The seven students who traveled to France this summer with Williams had previously hosted students from St.-Lô.
“Through the Sister City program, my family and I had the chance to share in a great adventure,” said Keenan Holt, a senior at William Byrd. “Early in the school year we were given the opportunity to welcome a young Frenchman named Benoit into our home. He stayed with us for one week and during that time he told us all about his home, family, school, and country.”
“As we took Benoit back to his bus at the end of his journey I imagined how amazing it would be to one day visit him and his family on French soil. The Sister City program along with Ms. Williams made that dream a reality. I was also given a great challenge by making this trip after completing only one year of learning the French language,” said Holt who is currently enrolled in 4th year German, 2nd year French, and 1st year Latin.
“As I arrived in France I became very nervous because I was unsure of my communication ability,” said Holt. “That was quickly put to rest as I discovered the people of France to be very inviting and patient when I tried to communicate with them. By the end of my time in France I was able to not only speak with more confidence, I was also able to understand and comprehend the language much better.”
In preparing for the trip, Williams surveyed her students to determine what activities they were most interested in. What they wanted most was time with their host families to become immersed in the culture.
The group spent the first four days in France seeing the sights in Paris—the Louvre, the Eiffel Tower, Notre Dame Cathedral–and exploring the City.
Once they reached St.-Lô, the students toured the town, and spent time in La Madeleine, a restored 13th century chapel devoted to the events of 1944. In Williams’classes they had translated the diaries of the curator, Jean Mignon, who had survived the liberation of St.-Lô.
Williams and her students toured the beaches of Normandy and the American cemetery which overlooks Omaha Beach, the site of the D-Day invasion.
“France is a country overflowing with history,” said Holt. “Some of the most meaningful moments for me were visiting the old cathedrals, walking through the streets of Mont St. Michelle, enjoying a picnic lunch along the River Seine, and standing on the beaches of Normandy looking at the machinegun nests and thinking about all of the brave American soldiers, who were just barely older than myself, giving their lives during WWII fighting for the liberation and freedom of the entire world.”
Students spent the remainder of their time with their host families. The Americans spoke French almost exclusively; the French spoke English.
“They all made amazing progress in just a week’s time,” said Williams. “Not only does the program improve language skills, it also fosters lifelong friendships.”
St.-Lô is now a village of 20,000, with a large vibrant downtown.

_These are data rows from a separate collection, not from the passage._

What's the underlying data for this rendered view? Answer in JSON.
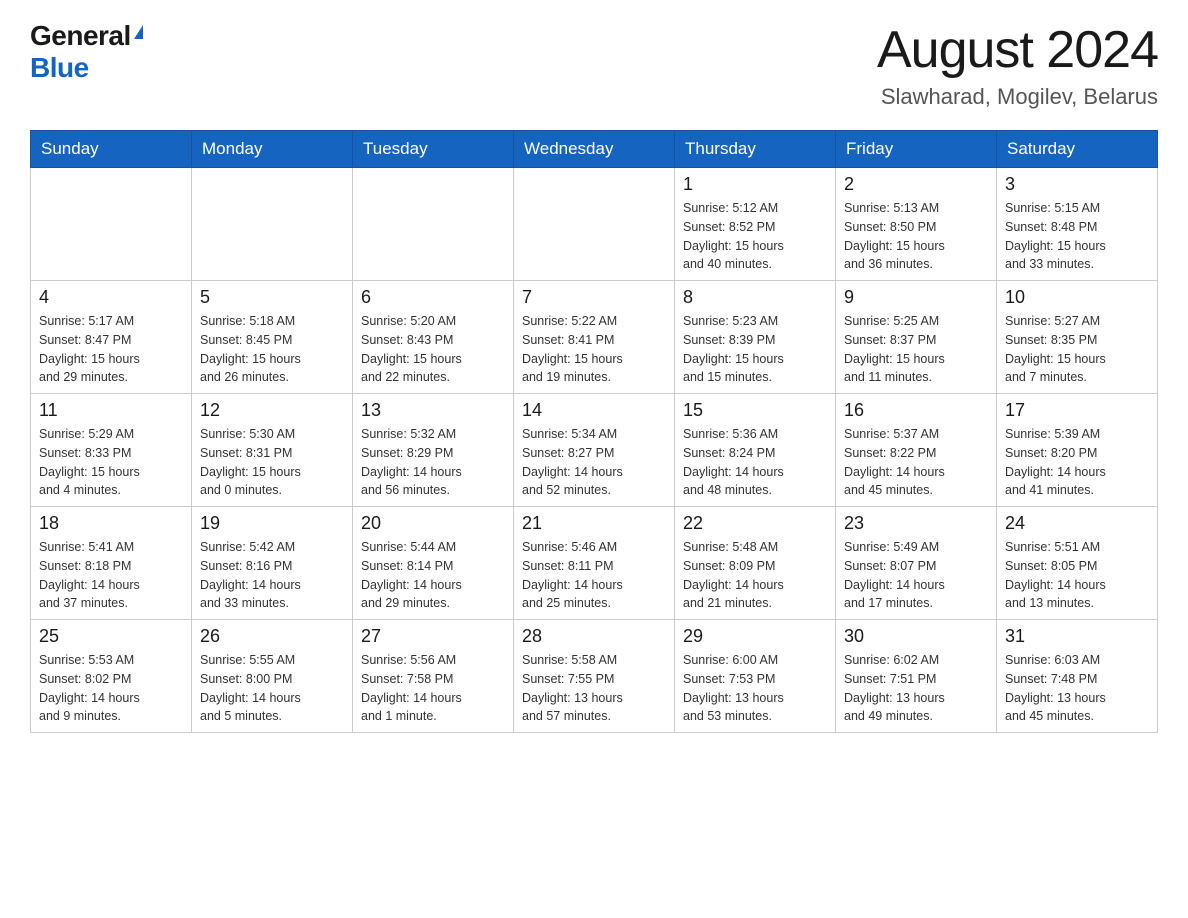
{
  "logo": {
    "general": "General",
    "blue": "Blue"
  },
  "title": "August 2024",
  "subtitle": "Slawharad, Mogilev, Belarus",
  "days_of_week": [
    "Sunday",
    "Monday",
    "Tuesday",
    "Wednesday",
    "Thursday",
    "Friday",
    "Saturday"
  ],
  "weeks": [
    [
      {
        "day": "",
        "info": ""
      },
      {
        "day": "",
        "info": ""
      },
      {
        "day": "",
        "info": ""
      },
      {
        "day": "",
        "info": ""
      },
      {
        "day": "1",
        "info": "Sunrise: 5:12 AM\nSunset: 8:52 PM\nDaylight: 15 hours\nand 40 minutes."
      },
      {
        "day": "2",
        "info": "Sunrise: 5:13 AM\nSunset: 8:50 PM\nDaylight: 15 hours\nand 36 minutes."
      },
      {
        "day": "3",
        "info": "Sunrise: 5:15 AM\nSunset: 8:48 PM\nDaylight: 15 hours\nand 33 minutes."
      }
    ],
    [
      {
        "day": "4",
        "info": "Sunrise: 5:17 AM\nSunset: 8:47 PM\nDaylight: 15 hours\nand 29 minutes."
      },
      {
        "day": "5",
        "info": "Sunrise: 5:18 AM\nSunset: 8:45 PM\nDaylight: 15 hours\nand 26 minutes."
      },
      {
        "day": "6",
        "info": "Sunrise: 5:20 AM\nSunset: 8:43 PM\nDaylight: 15 hours\nand 22 minutes."
      },
      {
        "day": "7",
        "info": "Sunrise: 5:22 AM\nSunset: 8:41 PM\nDaylight: 15 hours\nand 19 minutes."
      },
      {
        "day": "8",
        "info": "Sunrise: 5:23 AM\nSunset: 8:39 PM\nDaylight: 15 hours\nand 15 minutes."
      },
      {
        "day": "9",
        "info": "Sunrise: 5:25 AM\nSunset: 8:37 PM\nDaylight: 15 hours\nand 11 minutes."
      },
      {
        "day": "10",
        "info": "Sunrise: 5:27 AM\nSunset: 8:35 PM\nDaylight: 15 hours\nand 7 minutes."
      }
    ],
    [
      {
        "day": "11",
        "info": "Sunrise: 5:29 AM\nSunset: 8:33 PM\nDaylight: 15 hours\nand 4 minutes."
      },
      {
        "day": "12",
        "info": "Sunrise: 5:30 AM\nSunset: 8:31 PM\nDaylight: 15 hours\nand 0 minutes."
      },
      {
        "day": "13",
        "info": "Sunrise: 5:32 AM\nSunset: 8:29 PM\nDaylight: 14 hours\nand 56 minutes."
      },
      {
        "day": "14",
        "info": "Sunrise: 5:34 AM\nSunset: 8:27 PM\nDaylight: 14 hours\nand 52 minutes."
      },
      {
        "day": "15",
        "info": "Sunrise: 5:36 AM\nSunset: 8:24 PM\nDaylight: 14 hours\nand 48 minutes."
      },
      {
        "day": "16",
        "info": "Sunrise: 5:37 AM\nSunset: 8:22 PM\nDaylight: 14 hours\nand 45 minutes."
      },
      {
        "day": "17",
        "info": "Sunrise: 5:39 AM\nSunset: 8:20 PM\nDaylight: 14 hours\nand 41 minutes."
      }
    ],
    [
      {
        "day": "18",
        "info": "Sunrise: 5:41 AM\nSunset: 8:18 PM\nDaylight: 14 hours\nand 37 minutes."
      },
      {
        "day": "19",
        "info": "Sunrise: 5:42 AM\nSunset: 8:16 PM\nDaylight: 14 hours\nand 33 minutes."
      },
      {
        "day": "20",
        "info": "Sunrise: 5:44 AM\nSunset: 8:14 PM\nDaylight: 14 hours\nand 29 minutes."
      },
      {
        "day": "21",
        "info": "Sunrise: 5:46 AM\nSunset: 8:11 PM\nDaylight: 14 hours\nand 25 minutes."
      },
      {
        "day": "22",
        "info": "Sunrise: 5:48 AM\nSunset: 8:09 PM\nDaylight: 14 hours\nand 21 minutes."
      },
      {
        "day": "23",
        "info": "Sunrise: 5:49 AM\nSunset: 8:07 PM\nDaylight: 14 hours\nand 17 minutes."
      },
      {
        "day": "24",
        "info": "Sunrise: 5:51 AM\nSunset: 8:05 PM\nDaylight: 14 hours\nand 13 minutes."
      }
    ],
    [
      {
        "day": "25",
        "info": "Sunrise: 5:53 AM\nSunset: 8:02 PM\nDaylight: 14 hours\nand 9 minutes."
      },
      {
        "day": "26",
        "info": "Sunrise: 5:55 AM\nSunset: 8:00 PM\nDaylight: 14 hours\nand 5 minutes."
      },
      {
        "day": "27",
        "info": "Sunrise: 5:56 AM\nSunset: 7:58 PM\nDaylight: 14 hours\nand 1 minute."
      },
      {
        "day": "28",
        "info": "Sunrise: 5:58 AM\nSunset: 7:55 PM\nDaylight: 13 hours\nand 57 minutes."
      },
      {
        "day": "29",
        "info": "Sunrise: 6:00 AM\nSunset: 7:53 PM\nDaylight: 13 hours\nand 53 minutes."
      },
      {
        "day": "30",
        "info": "Sunrise: 6:02 AM\nSunset: 7:51 PM\nDaylight: 13 hours\nand 49 minutes."
      },
      {
        "day": "31",
        "info": "Sunrise: 6:03 AM\nSunset: 7:48 PM\nDaylight: 13 hours\nand 45 minutes."
      }
    ]
  ]
}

The surrounding area remains largely agricultural with dairy farms and apple orchards, famous for their sparkling ciders and for Calvados apple brandy.
It is also a medieval town dating from the ninth century, now one of the most modern in France, because it was almost completely rebuilt after the devastation of World War II when nearly 95% of the town was destroyed.
“The French were just grateful to be liberated,” said Williams. “They treasured their freedom more than their buildings. There is little resentment towards the Americans because without the bombings, they wouldn’t have their country. Plus the Americans helped them to rebuild.”
“This experience opened my eyes,” said Holt. “As Americans, we are blessed to have the chances to define our own cultures based on the many different influences from world travelers who have made the journey across the oceans, started new lives, and shared their routines, skills and ideas. In the melting pot of America, life tends to run at an extremely fast pace. Going to France gave me the chance to experience life and daily routines in a new and exciting way. I would recommend this opportunity to any student who has an interest in learning more about cultures and personalities of those in other countries.”